Almost there… the widening tilt of Saturn’s rings. image credit and copyright: Andrew Symes (@failedprotostar).

And speaking of the rings, here’s another reason to check out Saturn this opposition 2016 season. The tilt of rings is about 26 degrees wide as seen from our Earthly perspective… about as wide as they can be. Saturn’s rings were last edge on in 2009, and reach a maximum width of 27 degrees on October 16th, 2017 before slowly heading towards edge on again in 2025.

The path of Saturn through the last half of 2016. Image credit: Starry Night Education software.
The path of Saturn through the last half of 2016. Image credit: Starry Night Education software.
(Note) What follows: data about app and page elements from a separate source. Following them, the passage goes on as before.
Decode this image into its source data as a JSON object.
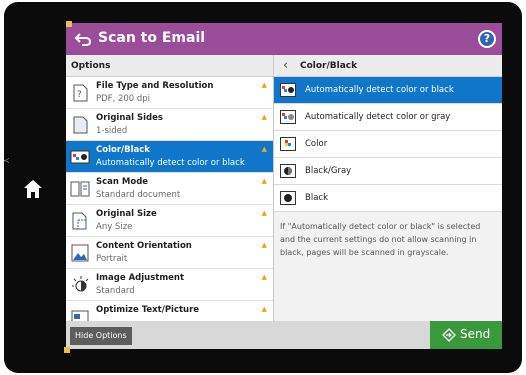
{
  "header": {
    "title": "Scan to Email",
    "help_label": "?"
  },
  "left_panel": {
    "heading": "Options",
    "items": [
      {
        "label": "File Type and Resolution",
        "value": "PDF, 200 dpi",
        "icon": "file-type-icon",
        "selected": false
      },
      {
        "label": "Original Sides",
        "value": "1-sided",
        "icon": "original-sides-icon",
        "selected": false
      },
      {
        "label": "Color/Black",
        "value": "Automatically detect color or black",
        "icon": "color-black-icon",
        "selected": true
      },
      {
        "label": "Scan Mode",
        "value": "Standard document",
        "icon": "scan-mode-icon",
        "selected": false
      },
      {
        "label": "Original Size",
        "value": "Any Size",
        "icon": "original-size-icon",
        "selected": false
      },
      {
        "label": "Content Orientation",
        "value": "Portrait",
        "icon": "orientation-icon",
        "selected": false
      },
      {
        "label": "Image Adjustment",
        "value": "Standard",
        "icon": "image-adjustment-icon",
        "selected": false
      },
      {
        "label": "Optimize Text/Picture",
        "value": "",
        "icon": "optimize-text-icon",
        "selected": false
      }
    ]
  },
  "right_panel": {
    "heading": "Color/Black",
    "choices": [
      {
        "label": "Automatically detect color or black",
        "selected": true
      },
      {
        "label": "Automatically detect color or gray",
        "selected": false
      },
      {
        "label": "Color",
        "selected": false
      },
      {
        "label": "Black/Gray",
        "selected": false
      },
      {
        "label": "Black",
        "selected": false
      }
    ],
    "note": "If \"Automatically detect color or black\" is selected and the current settings do not allow scanning in black, pages will be scanned in grayscale."
  },
  "footer": {
    "hide_label": "Hide Options",
    "send_label": "Send"
  },
  "colors": {
    "title_bar": "#9b4d9a",
    "selection": "#0f76c9",
    "send": "#3a9a3b",
    "warning": "#f2a221"
  }
}
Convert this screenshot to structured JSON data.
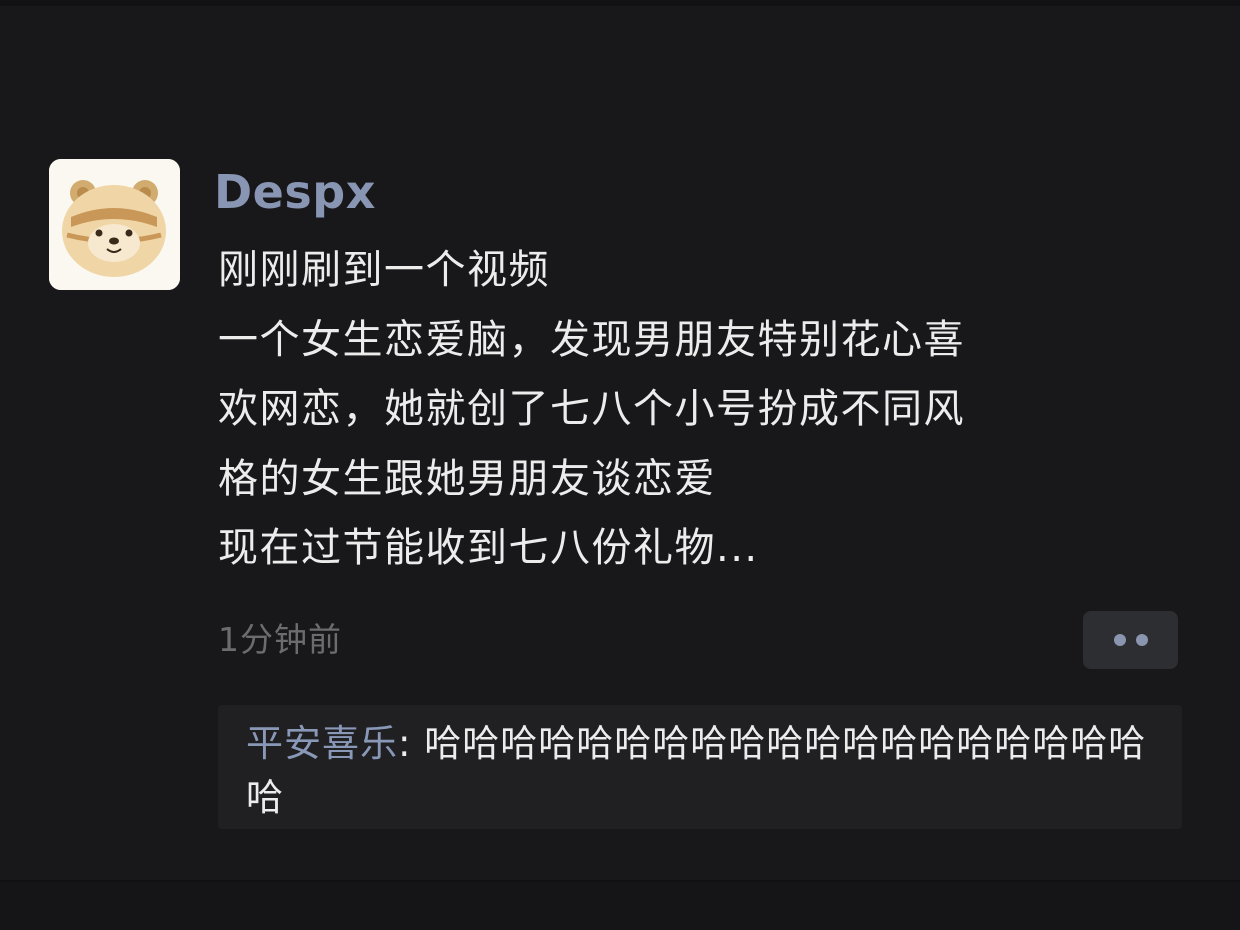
{
  "post": {
    "author": "Despx",
    "avatar_icon": "bear-avatar-icon",
    "lines": [
      "刚刚刷到一个视频",
      "一个女生恋爱脑，发现男朋友特别花心喜",
      "欢网恋，她就创了七八个小号扮成不同风",
      "格的女生跟她男朋友谈恋爱",
      "现在过节能收到七八份礼物..."
    ],
    "timestamp": "1分钟前",
    "more_icon": "more-dots-icon"
  },
  "comments": [
    {
      "author": "平安喜乐",
      "separator": ": ",
      "text": "哈哈哈哈哈哈哈哈哈哈哈哈哈哈哈哈哈哈哈哈"
    }
  ],
  "colors": {
    "background": "#18181a",
    "author_name": "#8896b4",
    "body_text": "#ececec",
    "timestamp": "#6c6c70",
    "comment_box": "#202023",
    "comment_author": "#8a98b8"
  }
}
At the eyepiece, Saturn shows a yellowish disk 18” extended to 43” across if you count the rings. Crank up the magnification to over 100x under good seeing, and the black thread of the Cassini division jumps into view. Saturn has 62 moons in all, with +9th magnitude Titan being the brightest. You’re looking at the most distant surface outpost of humanity, the site of the 2005 landing of the European Space Agency’s Huygens lander. Six moons are readily visible in a small telescope, while the fainter moons Hyperion and Phoebe present a challenge to owners of extreme light buckets. Also, as Saturn heads past opposition and towards eastern quadrature 90 degrees from the Sun on September 2nd, 2016, watch for the shadow of the bulk of the planet, cast back across the rings.

A sampling of the Moons of Saturn. Image credit: Stellarium.
A sampling of the Moons of Saturn. Image credit: Stellarium.
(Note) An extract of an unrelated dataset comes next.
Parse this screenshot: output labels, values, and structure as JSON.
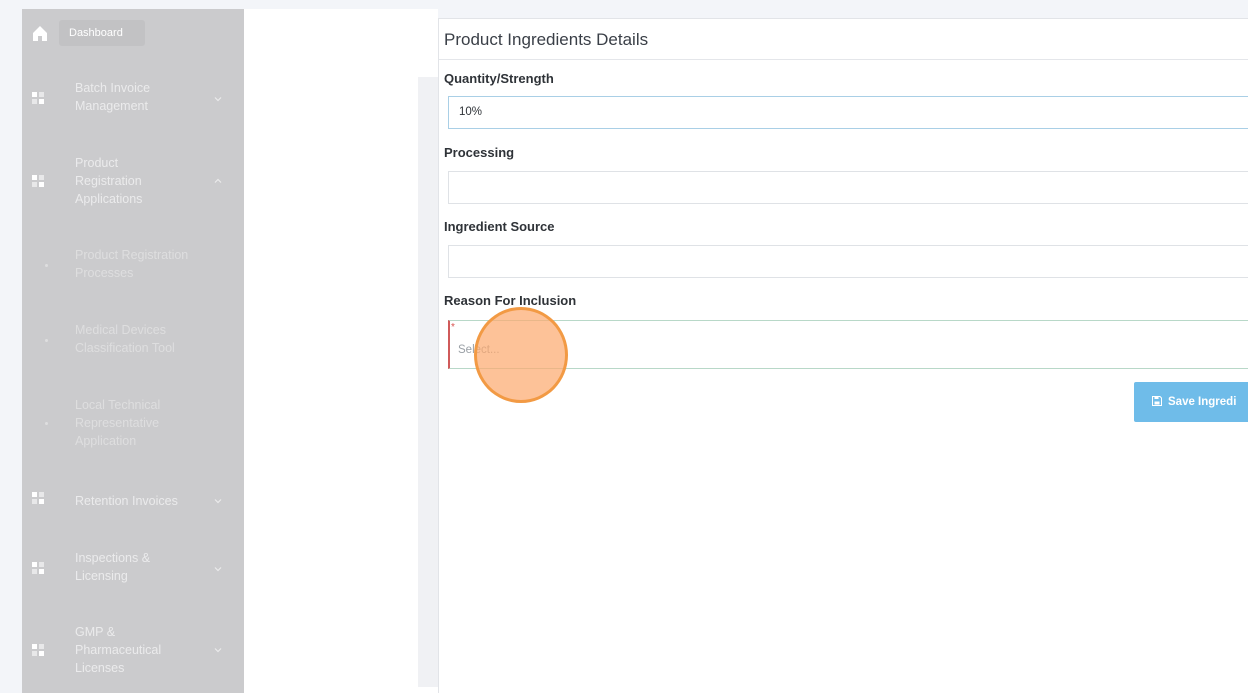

We never miss a chance to observe Saturn if it’s above the horizon. Saturn is a sure-fire crowd-pleaser for any sidewalk astronomy session, and no one forgets their first glimpse of the glorious ringed world. You can just imagine how much consternation this bizarre-looking planet must have caused Galileo. You can tell just how primitive his first telescope was, as his sketches show off Saturn as more of a two-handled ‘coffee cup’ in appearance. Christaan Huygens first deduced something of the true nature of Saturn’s rings in 1655, correctly claiming that they are physically separated from the disk.

Don’t miss Saturn at opposition next week!